GREAT BARRINGTON — The town of Great Barrington sits about 36 miles from an active train station serving New York City. With help from the state Legislature, travelers from southern Berkshire County may soon have a new way of closing that gap.
In one of its last acts of 2022, the Legislature allocated $150,000 to efforts to shape shuttle bus service linking Great Barrington with Metro North’s Wassaic Train Station in Amenia, N.Y.
No timetable has been set for the start of that service, which will be worked out by a local committee and may be preceded by a feasibility study.
Former state Sen. Adam Hinds filed the legislative earmark specifying money for the shuttle. He said the service to and from Great Barrington would be timed around Harlem Line train arrivals and departures in Amenia.
“So you would bring people to the departing train and be there to pick up people who are getting off the train as well,” he said. Hinds left elected office in late September to become CEO of the Edward M. Kennedy Institute. State Rep. Paul Mark, D-Peru, will take the Senate seat in January.
The allocation for the shuttle bus is part of a $3.8 billion development package signed by Gov. Charlie Baker last month. The money will be spent to improve infrastructure around the state. A total of $1.25 million (or 0.03 percent of all funding) involves the Berkshires, including $100,000 to address Housatonic water discoloration problems.
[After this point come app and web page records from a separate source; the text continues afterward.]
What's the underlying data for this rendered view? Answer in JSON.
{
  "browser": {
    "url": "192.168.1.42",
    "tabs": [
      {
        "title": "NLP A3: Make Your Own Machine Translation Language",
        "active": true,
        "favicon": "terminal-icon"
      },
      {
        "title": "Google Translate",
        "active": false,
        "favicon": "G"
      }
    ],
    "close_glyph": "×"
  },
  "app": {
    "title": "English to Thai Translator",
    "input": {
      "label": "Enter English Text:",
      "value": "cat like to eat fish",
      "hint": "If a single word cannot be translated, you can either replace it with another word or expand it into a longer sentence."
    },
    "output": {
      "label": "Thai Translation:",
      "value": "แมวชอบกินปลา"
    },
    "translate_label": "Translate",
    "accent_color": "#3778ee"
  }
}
Use of the shuttle funding will be decided by a local group. The money might be used to conduct a feasibility study, or to start a pilot program.
Select Board member Leigh Davis, who asked Hinds to file for the earmark, said critiques of the Berkshire Flyer train, which links Pittsfield with New York City with highly limited runs, informed her recommendation. To make use of the Flyer, which is testing the viability of weekend service from New York City to and from Pittsfield, residents of Great Barrington must travel 20 miles to get to the local station.
The Wassaic service runs multiple trips daily, not just one Friday evening arrival and one Sunday afternoon return.
“We’ll be catering to people here,” Davis said. It’s going to be a circular bus that will go both ways.”
Davis, who used to co-chair the town’s Economic Development Committee, thinks that pandemic relocations to the Berkshires make bus service to and from Wassaic more feasible than ever.
“We have a lot of people that have moved here specifically from New York City, that still have connections either through work or through family — or through just wanting to keep their connection,” she said. “We have an opportunity to to really build on this.”
Davis said that shuttle service would also benefit students attending Bard College at Simon’s Rock, as well as Berkshire County residents who might not have a car. The Wassaic Train Station has a parking lot.
Davis is confident that demand exists. A Facebook group called Berkshire-Wassaic-NYC Station has 936 members. People use the group to find rides to and from the station and to share gas expenses.
She believes many of those people would be happy to use a newly developed shuttle service.
“I think that if we have something that’s reliable and affordable, and convenient, that will really appeal to so many people,” she said.